Why Sugar Is So Addictive?
Sugar addiction is prevalent in modern society because sugar is legal, cheap, pervasive, and socially acceptable. You can’t say that about the other substances people get addicted to. Combine all that with a stressful job, a harried family life, and an impossible schedule, and is it any wonder that people stuff themselves with sugar-packed convenience foods?
But sugar’s addictiveness isn’t just a matter of social acceptance and availability. Sugar is physically addictive, affecting both the body and the brain.
Sugar and brain chemistry
Sugar is one of the stimulating foodstuffs termed hyperpalatables — foods that stimulate the pleasure centers in the brain. Central to the brain’s sensation of enjoyment is a chemical called dopamine, a neurotransmitter that controls the brain’s reward and pleasure centers. When you eat sugar, it stimulates a dopamine release, and you experience a pleasurable sensation.
Science shows that sugar acts on your brain’s reward system just like cocaine. That’s right, to your brain, the mountain of frosting on that cupcake is just like crack. As with any dopamine-producing substance, your brain gets desensitized to it with chronic overconsumption, and you develop a tolerance.
That means that to create the pleasurable feeling, you have to use more. This launches a vicious cycle of increased consumption leading to further desensitization, and you end up with an insatiable appetite for sugar.
Making matters more difficult, science has shown that as dopamine receptors decrease, there’s a marked decrease in the activity of the prefrontal cortex — the part of your brain responsible for “executive” functions like planning, organizing, and making rational decisions.
This is a double-whammy for the sugar addict — not only do you have to eat more sugar to experience the normal reward and pleasure, but your addiction also makes it more difficult for your brain to plan ahead and make sensible food decisions!
Genetic programming of sugar addicts
Humans are programmed to crave high-energy foods. Back in the cave man days, high-calorie foods meant a high chance of survival, so you’re genetically programmed to prefer high-calorie foods over all others.
Over the last few years, some fascinating research has come to light in the field of epigenetics — the study of the body’s chemistry that switches genes off and on. Not surprisingly, your diet and your environment change your body chemistry, and scientists are learning how this affects the switching on and off of certain genes that affect how your body processes food.

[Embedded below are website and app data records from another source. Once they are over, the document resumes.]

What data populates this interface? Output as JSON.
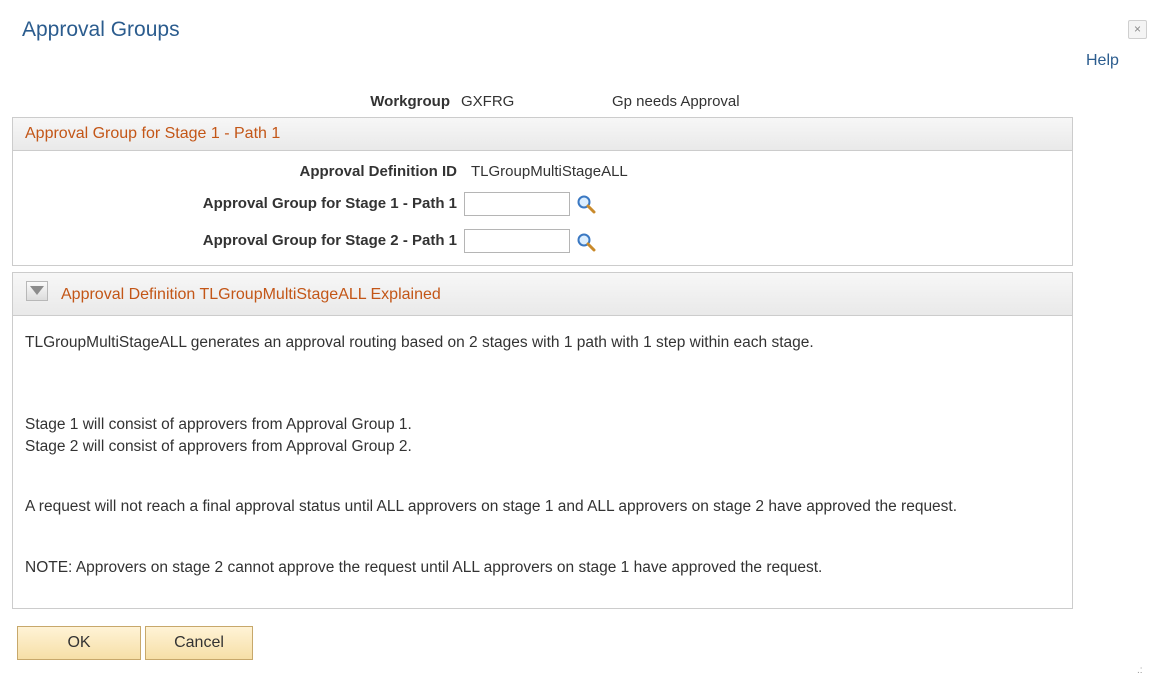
{
  "dialog": {
    "title": "Approval Groups",
    "close_glyph": "×",
    "help_label": "Help"
  },
  "workgroup": {
    "label": "Workgroup",
    "value": "GXFRG",
    "description": "Gp needs Approval"
  },
  "stage_section": {
    "header": "Approval Group for Stage 1 - Path 1",
    "def_id_label": "Approval Definition ID",
    "def_id_value": "TLGroupMultiStageALL",
    "fields": [
      {
        "label": "Approval Group for Stage 1 - Path 1",
        "value": "",
        "lookup_icon": "magnifier-icon"
      },
      {
        "label": "Approval Group for Stage 2 - Path 1",
        "value": "",
        "lookup_icon": "magnifier-icon"
      }
    ]
  },
  "explained_section": {
    "header": "Approval Definition TLGroupMultiStageALL Explained",
    "paragraphs": [
      "TLGroupMultiStageALL generates an approval routing based on 2 stages with 1 path with 1 step within each stage.",
      "Stage 1 will consist of approvers from Approval Group 1.",
      "Stage 2 will consist of approvers from Approval Group 2.",
      "A request will not reach a final approval status until ALL approvers on stage 1 and ALL approvers on stage 2 have approved the request.",
      "NOTE:  Approvers on stage 2 cannot approve the request until ALL approvers on stage 1 have approved the request."
    ]
  },
  "buttons": {
    "ok": "OK",
    "cancel": "Cancel"
  },
  "colors": {
    "title": "#2b5c8e",
    "section_header_text": "#c35617",
    "button_fill": "#f6dfa7"
  }
}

Here’s an example of a lifestyle that changes your gene expression to your detriment: You wake up already tired, hit the snooze button a few times, skip breakfast, and fly out the door after yelling at your kids and feeling awful about how fat you look in your outfit.
Then you spend most of your day sitting glued to a computer screen in a stressed-out, fight-or-flight overdrive, trying to meet some deadline given to you by someone who doesn’t care that you’re surrounded by people who are just making your job harder.
To anesthetize the pain of this stressed-out existence and to quiet the part of your brain that’s screaming for fuel, you grab whatever junk food is easily obtained nearby. This constant dependence on the quick sugar fix not only thickens your waistline but also changes your gene expression to one that supports fat storage and addiction.
Your DNA is not your destiny! You can’t alter the genes you were born with, but you can change which of those genes express themselves by modifying how you eat and how you live.
Hunger and sugar cravings
Leptin is a hormone that signals to your brain that you’ve had enough to eat, producing a sensation of fullness. Leptin is produced in the fat cells, so the more fat you have, the more leptin you produce. If you eat a normal, healthy diet, this system works fine, but an unhealthy lifestyle can easily screw up the natural leptin-signaling system.
Nature’s “full” signal can get disrupted by many things, such as carrying too much body fat, maintaining chronically high insulin levels, ingesting too many artificial sweeteners, consuming excess sugar, or having elevated triglycerides. When your leptin signals fail, your hunger hormones run rampant and unopposed. This is why a consistent sugar overload stimulates hunger and cravings.
Learned sugar-addictive behavior
Humans are creatures of habit. Food preferences start early in life, and after children develop the habit of eating sugar, fat, and salt, they get locked into a self-perpetuating cycle of preferring these foods into adulthood.
As a child, your parents or grandparents may have given you sweets as a reward or as a distraction to calm you down. As an adult, this naturally becomes an emotional crutch if you still equate sugar with being good or being calm.
Associating certain events with sugar is another thing that most people learn over their lifetimes. Cake is typically a centerpiece of birthdays, weddings, retirement parties, and the like.
Many addicts learn to reach for sugar as an attempt to avoid negative feelings like stress, loneliness, or low self-esteem. These habits quickly become destructive, addictive behaviors as you learn to use a sugar coma to squelch genuine emotions that desperately need your attention.